Controlled Delivery of Stem Cell-Derived Trophic Factors Accelerates Kidney Repair After Renal Ischemia-Reperfusion Injury in Rats

Hyung Eun Yim, Doo Sang Kim, Hyun Chul Chung, Brian Shing, Kyung Hyun Moon, Sunil K. George, Michael W. Kim, Zachary Atala, Ji Hyun Kim, In Kap Ko, James J. Yoo

    Research output: Contribution to journalArticlepeer-review

    9 Citations (Scopus)


    Renal disease is a worldwide health issue. Besides transplantation, current therapies revolve around dialysis, which only delays disease progression but cannot replace other renal functions, such as synthesizing erythropoietin. To address these limitations, cell-based approaches have been proposed to restore damaged kidneys as an alternative to current therapies. Recent studies have shown that stem cell-derived secretomes can enhance tissue regeneration. However, many growth factors undergo rapid degradation when they are injected into the body in a soluble form. Efficient delivery and controlled release of secreting factors at the sites of injury would improve the efficacy in tissue regeneration. Herein, we developed a gel-based delivery system for controlled delivery of trophic factors in the conditioned medium (CM) secreted from human placental stem cells (HPSCs) and evaluated the effect of trophic factors on renal regeneration. CM treatment significantly enhanced cell proliferation and survival in vitro. Platelet-rich plasma (PRP) was used as a delivery vehicle for CM. Analysis of the release kinetics demonstrated that CM delivery through the PRP gel resulted in a controlled release of the factors both in vitro and in vivo. In an acute kidney injury model in rats, functional and structural analysis showed that CM delivery using the PRP gel system into the injured kidney minimized renal tissue damage, leading to a more rapid functional recovery when compared with saline, CM, or vehicle only injection groups. These results suggest that controlled delivery of HPSC-derived trophic factors may provide efficient repair of renal tissue injury.
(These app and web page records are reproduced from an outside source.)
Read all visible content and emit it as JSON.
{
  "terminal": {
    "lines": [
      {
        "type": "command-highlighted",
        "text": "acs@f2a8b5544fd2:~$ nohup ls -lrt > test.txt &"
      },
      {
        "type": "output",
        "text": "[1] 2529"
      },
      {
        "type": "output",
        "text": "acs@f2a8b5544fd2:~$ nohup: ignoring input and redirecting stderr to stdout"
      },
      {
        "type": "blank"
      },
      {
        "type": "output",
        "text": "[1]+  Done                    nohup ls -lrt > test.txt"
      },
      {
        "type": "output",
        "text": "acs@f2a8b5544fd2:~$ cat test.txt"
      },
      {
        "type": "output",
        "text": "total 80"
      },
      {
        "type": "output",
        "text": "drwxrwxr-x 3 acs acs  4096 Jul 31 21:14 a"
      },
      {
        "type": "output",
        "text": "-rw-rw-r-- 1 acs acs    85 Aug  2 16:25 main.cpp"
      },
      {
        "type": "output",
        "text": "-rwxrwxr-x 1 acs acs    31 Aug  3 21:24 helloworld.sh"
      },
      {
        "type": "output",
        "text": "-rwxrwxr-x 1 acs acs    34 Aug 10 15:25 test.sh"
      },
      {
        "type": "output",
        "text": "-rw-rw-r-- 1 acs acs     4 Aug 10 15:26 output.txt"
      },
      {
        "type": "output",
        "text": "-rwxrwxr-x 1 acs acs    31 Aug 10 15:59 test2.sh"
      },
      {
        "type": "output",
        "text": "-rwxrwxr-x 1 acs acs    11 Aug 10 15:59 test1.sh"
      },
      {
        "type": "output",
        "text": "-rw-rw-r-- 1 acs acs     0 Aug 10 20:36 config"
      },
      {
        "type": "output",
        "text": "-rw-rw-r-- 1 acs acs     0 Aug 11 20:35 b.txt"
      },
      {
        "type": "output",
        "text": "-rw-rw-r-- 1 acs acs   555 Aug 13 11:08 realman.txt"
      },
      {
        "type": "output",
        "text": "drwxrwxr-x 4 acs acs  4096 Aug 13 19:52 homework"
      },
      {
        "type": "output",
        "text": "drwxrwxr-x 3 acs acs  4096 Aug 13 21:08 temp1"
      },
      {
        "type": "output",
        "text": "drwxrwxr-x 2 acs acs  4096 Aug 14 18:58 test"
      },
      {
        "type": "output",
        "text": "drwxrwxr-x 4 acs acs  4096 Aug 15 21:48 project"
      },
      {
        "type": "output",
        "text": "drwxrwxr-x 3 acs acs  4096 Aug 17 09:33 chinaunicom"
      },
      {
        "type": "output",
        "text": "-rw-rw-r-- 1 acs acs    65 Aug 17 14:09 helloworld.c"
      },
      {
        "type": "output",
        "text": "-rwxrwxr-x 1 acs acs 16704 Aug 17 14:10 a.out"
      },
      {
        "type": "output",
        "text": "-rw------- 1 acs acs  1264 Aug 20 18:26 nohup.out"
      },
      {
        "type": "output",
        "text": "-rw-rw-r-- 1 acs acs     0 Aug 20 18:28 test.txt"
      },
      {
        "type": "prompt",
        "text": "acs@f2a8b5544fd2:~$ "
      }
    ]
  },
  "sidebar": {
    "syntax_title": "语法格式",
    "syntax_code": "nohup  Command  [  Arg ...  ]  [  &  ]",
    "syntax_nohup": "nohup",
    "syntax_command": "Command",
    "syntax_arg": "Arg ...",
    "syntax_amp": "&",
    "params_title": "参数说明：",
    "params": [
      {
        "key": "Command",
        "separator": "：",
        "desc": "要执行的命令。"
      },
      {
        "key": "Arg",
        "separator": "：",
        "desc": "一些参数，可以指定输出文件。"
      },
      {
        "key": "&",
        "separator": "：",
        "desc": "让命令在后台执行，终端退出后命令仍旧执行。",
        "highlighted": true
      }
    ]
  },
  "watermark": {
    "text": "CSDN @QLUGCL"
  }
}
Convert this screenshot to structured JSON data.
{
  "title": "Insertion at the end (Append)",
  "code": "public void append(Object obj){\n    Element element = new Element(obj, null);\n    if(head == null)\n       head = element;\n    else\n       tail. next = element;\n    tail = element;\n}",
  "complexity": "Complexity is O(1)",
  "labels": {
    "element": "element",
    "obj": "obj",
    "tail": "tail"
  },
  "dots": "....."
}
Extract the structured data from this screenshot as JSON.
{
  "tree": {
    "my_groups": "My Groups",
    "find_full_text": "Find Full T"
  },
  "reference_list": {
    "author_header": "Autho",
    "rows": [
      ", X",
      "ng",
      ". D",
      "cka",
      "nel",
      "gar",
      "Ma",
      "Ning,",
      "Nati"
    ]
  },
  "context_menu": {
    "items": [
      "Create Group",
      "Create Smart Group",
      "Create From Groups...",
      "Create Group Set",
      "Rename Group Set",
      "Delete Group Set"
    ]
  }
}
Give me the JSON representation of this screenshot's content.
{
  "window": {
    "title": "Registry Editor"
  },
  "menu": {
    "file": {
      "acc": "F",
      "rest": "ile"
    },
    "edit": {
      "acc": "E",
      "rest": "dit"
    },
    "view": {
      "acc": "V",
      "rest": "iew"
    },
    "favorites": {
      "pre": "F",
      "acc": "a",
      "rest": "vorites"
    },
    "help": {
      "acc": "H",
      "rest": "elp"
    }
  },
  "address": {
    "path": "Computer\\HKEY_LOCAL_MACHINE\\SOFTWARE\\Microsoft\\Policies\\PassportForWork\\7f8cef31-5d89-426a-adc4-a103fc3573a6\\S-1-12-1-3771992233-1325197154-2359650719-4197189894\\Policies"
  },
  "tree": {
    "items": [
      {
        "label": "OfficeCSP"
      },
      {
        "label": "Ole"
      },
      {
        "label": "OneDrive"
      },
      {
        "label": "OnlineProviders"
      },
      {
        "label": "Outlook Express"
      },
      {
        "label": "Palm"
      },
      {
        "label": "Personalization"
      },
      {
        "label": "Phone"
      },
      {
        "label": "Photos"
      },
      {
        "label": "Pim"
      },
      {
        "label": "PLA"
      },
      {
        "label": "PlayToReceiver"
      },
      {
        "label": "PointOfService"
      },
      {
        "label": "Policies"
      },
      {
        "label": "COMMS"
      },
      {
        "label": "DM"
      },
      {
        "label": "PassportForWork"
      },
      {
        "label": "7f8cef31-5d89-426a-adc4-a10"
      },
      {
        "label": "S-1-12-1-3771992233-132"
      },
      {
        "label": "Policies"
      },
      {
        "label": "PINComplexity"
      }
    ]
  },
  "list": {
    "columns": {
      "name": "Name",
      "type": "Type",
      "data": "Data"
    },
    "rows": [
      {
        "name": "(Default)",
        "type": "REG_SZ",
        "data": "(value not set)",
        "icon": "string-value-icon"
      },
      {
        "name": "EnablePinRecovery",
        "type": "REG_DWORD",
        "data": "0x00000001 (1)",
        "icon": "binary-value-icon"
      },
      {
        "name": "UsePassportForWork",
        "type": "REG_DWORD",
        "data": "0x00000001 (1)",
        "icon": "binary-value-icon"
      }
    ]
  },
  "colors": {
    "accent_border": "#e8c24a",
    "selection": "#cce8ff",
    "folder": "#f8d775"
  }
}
Stem Cells Translational Medicine 2019;8:959&970.

    Original languageEnglish
    Pages (from-to)959-970
    Number of pages12
    JournalStem Cells Translational Medicine
    Issue number9
    Publication statusPublished - 2019


    • Acute kidney injury
    • Conditioned medium
    • Drug delivery systems
    • Kidney regeneration

    ASJC Scopus subject areas

    • Developmental Biology
    • Cell Biology


    Dive into the research topics of 'Controlled Delivery of Stem Cell-Derived Trophic Factors Accelerates Kidney Repair After Renal Ischemia-Reperfusion Injury in Rats'. Together they form a unique fingerprint.

    Cite this